TORRINGTON – Imaginations were afire Tuesday morning, as Torrington High School (THS) creative writers regaled Valley Christian School (VCS) students with self-authored stories.
THS English teacher Travis Rapp said his creative writing class wrote and illustrated the children’s books with the VCS students in mind.
“I have a connection to (VCS), so it was easy and made sense for us to come down and share them there,” he explained. “We spent about three weeks working on these books. We have had them ready for a little while, but we wanted to time it with Christmas break, so we could give the young students our books as Christmas presents.”
Rapp said his family was the inspiration behind the project.

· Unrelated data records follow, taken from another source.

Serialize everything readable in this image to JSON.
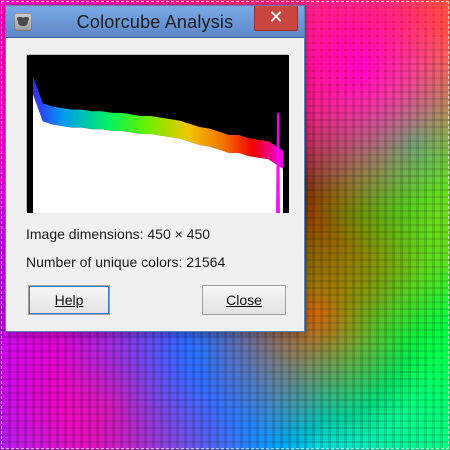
{
  "window": {
    "title": "Colorcube Analysis",
    "close_glyph": "✕"
  },
  "analysis": {
    "image_dimensions_line": "Image dimensions: 450 × 450",
    "unique_colors_line": "Number of unique colors: 21564"
  },
  "buttons": {
    "help_label": "Help",
    "close_label": "Close"
  },
  "chart_data": {
    "type": "area",
    "title": "",
    "xlabel": "",
    "ylabel": "",
    "x": [
      0,
      10,
      20,
      30,
      40,
      50,
      60,
      70,
      80,
      90,
      100,
      110,
      120,
      130,
      140,
      150,
      160,
      170,
      180,
      190,
      200,
      210,
      220,
      230,
      240,
      250,
      255
    ],
    "values": [
      0.75,
      0.58,
      0.56,
      0.55,
      0.54,
      0.54,
      0.53,
      0.53,
      0.52,
      0.52,
      0.51,
      0.5,
      0.5,
      0.49,
      0.48,
      0.47,
      0.45,
      0.43,
      0.42,
      0.4,
      0.38,
      0.38,
      0.36,
      0.35,
      0.34,
      0.3,
      0.28
    ],
    "colors": {
      "background": "#000000",
      "fill": "#ffffff",
      "spectrum": [
        "#3b2bff",
        "#00a2ff",
        "#00ff6a",
        "#6aff00",
        "#ffd000",
        "#ff7a00",
        "#ff0000",
        "#ff00ff"
      ]
    },
    "ylim": [
      0,
      1
    ],
    "grid": false
  },
  "icons": {
    "app": "gimp-icon",
    "close": "close-icon"
  }
}
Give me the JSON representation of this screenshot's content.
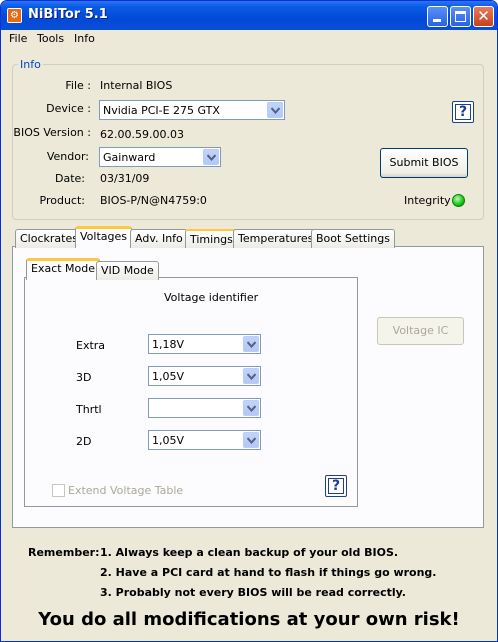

“Honestly, I was listening to my wife read books to our two sons one night when my class was working on short stories and getting ready to transition to poetry writing, and I just thought, ‘Why in the world are my students not writing children’s books?’” he recalled. “Over that night, I thought about Christmas and the impact high school students can have on young kids, and the idea was born. My administration was quick to support and help make it happen on our end, and I had the project going the next day in school.”
The project came to fruition this week, when small groups of VCS students huddled around the high schoolers, apparently thoroughly enjoying the special
Rapp said the event was mutually beneficial.
“One thing we know as educators, is one of the most important things we can do for our own children is read to them when they are young,” he said. “Not everyone has books in their homes, and we wanted to provide that service for some of the young students in our community.
“For my students, it gave them an opportunity to see what an author’s reading is like, share their work that they were proud of, and possibly start a new career in writing those always important children’s books,” he continued. “It also gave them an opportunity to write something they may have never even thought of writing before.”
Creative writing students Dakota Freouf, a senior, and sophomore McKenzie Caldwell agreed. The pair wrote a story about a glow bug and were happy to share with the young listeners.
“(I enjoy) working with the children,” Caldwell said.
“The kids are cute,” Freouf added. “It was a lot of fun” writing the book.
In the future, Rapp said he hopes to make the event a yearly endeavor.
“I had good feedback from my students, the VCS students, and the VCS staff,” he said. “It honestly made me wish we could offer creative writing each semester, so we could do it twice a year. I’m very proud of my students and the work they did.”